+++ Given data +++

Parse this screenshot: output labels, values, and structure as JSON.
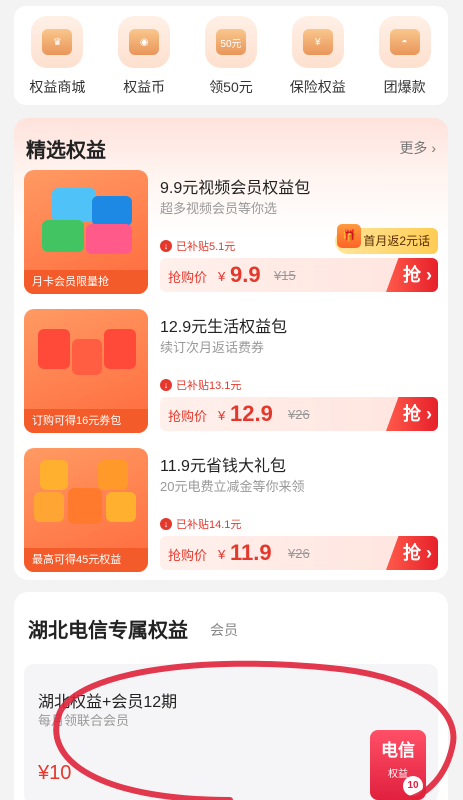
{
  "quick_entries": [
    {
      "label": "权益商城",
      "icon": "crown-icon",
      "glyph": "♛"
    },
    {
      "label": "权益币",
      "icon": "coin-icon",
      "glyph": "◉"
    },
    {
      "label": "领50元",
      "icon": "coupon-icon",
      "glyph": "50元"
    },
    {
      "label": "保险权益",
      "icon": "insurance-icon",
      "glyph": "¥"
    },
    {
      "label": "团爆款",
      "icon": "bowl-icon",
      "glyph": "◓"
    }
  ],
  "featured": {
    "title": "精选权益",
    "more": "更多 ›",
    "cards": [
      {
        "thumb_tag": "月卡会员限量抢",
        "title": "9.9元视频会员权益包",
        "subtitle": "超多视频会员等你选",
        "subsidy": "已补贴5.1元",
        "price_label": "抢购价",
        "yen": "¥",
        "price": "9.9",
        "original": "¥15",
        "button": "抢 ›",
        "promo": "首月返2元话",
        "promo_gift": "🎁"
      },
      {
        "thumb_tag": "订购可得16元券包",
        "title": "12.9元生活权益包",
        "subtitle": "续订次月返话费券",
        "subsidy": "已补贴13.1元",
        "price_label": "抢购价",
        "yen": "¥",
        "price": "12.9",
        "original": "¥26",
        "button": "抢 ›"
      },
      {
        "thumb_tag": "最高可得45元权益",
        "title": "11.9元省钱大礼包",
        "subtitle": "20元电费立减金等你来领",
        "subsidy": "已补贴14.1元",
        "price_label": "抢购价",
        "yen": "¥",
        "price": "11.9",
        "original": "¥26",
        "button": "抢 ›"
      }
    ]
  },
  "hubei": {
    "title": "湖北电信专属权益",
    "subtitle": "会员",
    "card": {
      "title": "湖北权益+会员12期",
      "subtitle": "每月领联合会员",
      "price": "¥10",
      "badge_main": "电信",
      "badge_sub": "权益",
      "badge_num": "10"
    }
  },
  "colors": {
    "accent_red": "#e5382c",
    "thumb_orange": "#ff7a45",
    "annotation_circle": "#e0243a"
  }
}
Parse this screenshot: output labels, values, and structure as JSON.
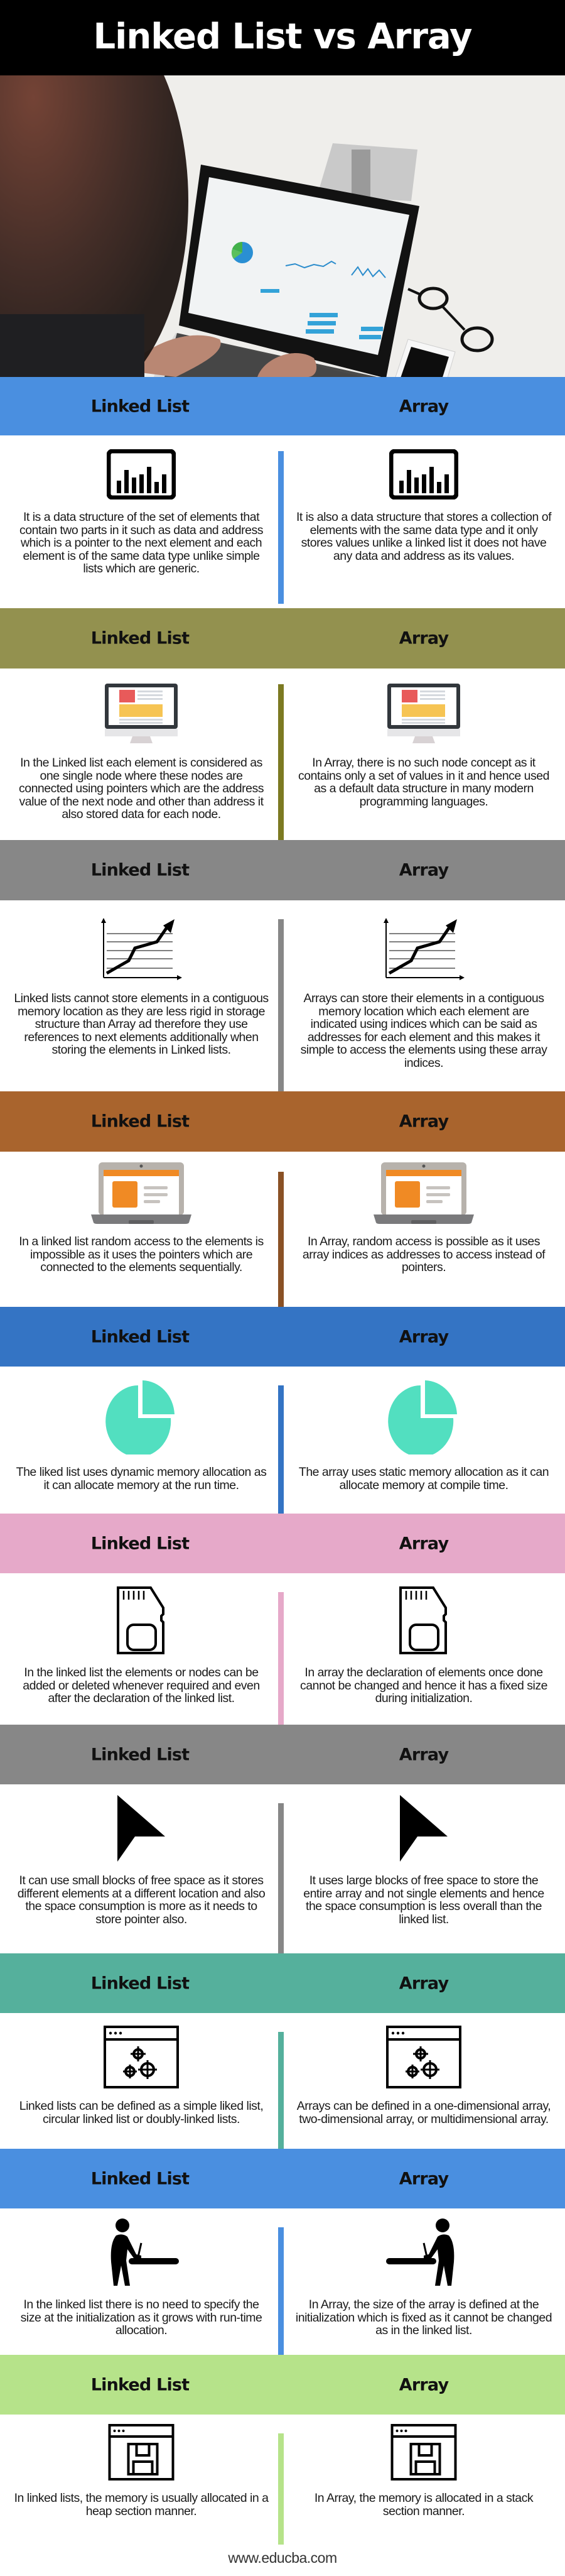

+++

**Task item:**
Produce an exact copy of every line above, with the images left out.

**Final answer:**
Parse this screenshot: output labels, values, and structure as JSON.
{
  "quick_entries": [
    {
      "label": "权益商城",
      "icon": "crown-icon",
      "glyph": "♛"
    },
    {
      "label": "权益币",
      "icon": "coin-icon",
      "glyph": "◉"
    },
    {
      "label": "领50元",
      "icon": "coupon-icon",
      "glyph": "50元"
    },
    {
      "label": "保险权益",
      "icon": "insurance-icon",
      "glyph": "¥"
    },
    {
      "label": "团爆款",
      "icon": "bowl-icon",
      "glyph": "◓"
    }
  ],
  "featured": {
    "title": "精选权益",
    "more": "更多 ›",
    "cards": [
      {
        "thumb_tag": "月卡会员限量抢",
        "title": "9.9元视频会员权益包",
        "subtitle": "超多视频会员等你选",
        "subsidy": "已补贴5.1元",
        "price_label": "抢购价",
        "yen": "¥",
        "price": "9.9",
        "original": "¥15",
        "button": "抢 ›",
        "promo": "首月返2元话",
        "promo_gift": "🎁"
      },
      {
        "thumb_tag": "订购可得16元券包",
        "title": "12.9元生活权益包",
        "subtitle": "续订次月返话费券",
        "subsidy": "已补贴13.1元",
        "price_label": "抢购价",
        "yen": "¥",
        "price": "12.9",
        "original": "¥26",
        "button": "抢 ›"
      },
      {
        "thumb_tag": "最高可得45元权益",
        "title": "11.9元省钱大礼包",
        "subtitle": "20元电费立减金等你来领",
        "subsidy": "已补贴14.1元",
        "price_label": "抢购价",
        "yen": "¥",
        "price": "11.9",
        "original": "¥26",
        "button": "抢 ›"
      }
    ]
  },
  "hubei": {
    "title": "湖北电信专属权益",
    "subtitle": "会员",
    "card": {
      "title": "湖北权益+会员12期",
      "subtitle": "每月领联合会员",
      "price": "¥10",
      "badge_main": "电信",
      "badge_sub": "权益",
      "badge_num": "10"
    }
  },
  "colors": {
    "accent_red": "#e5382c",
    "thumb_orange": "#ff7a45",
    "annotation_circle": "#e0243a"
  }
}
Parse this screenshot: output labels, values, and structure as JSON.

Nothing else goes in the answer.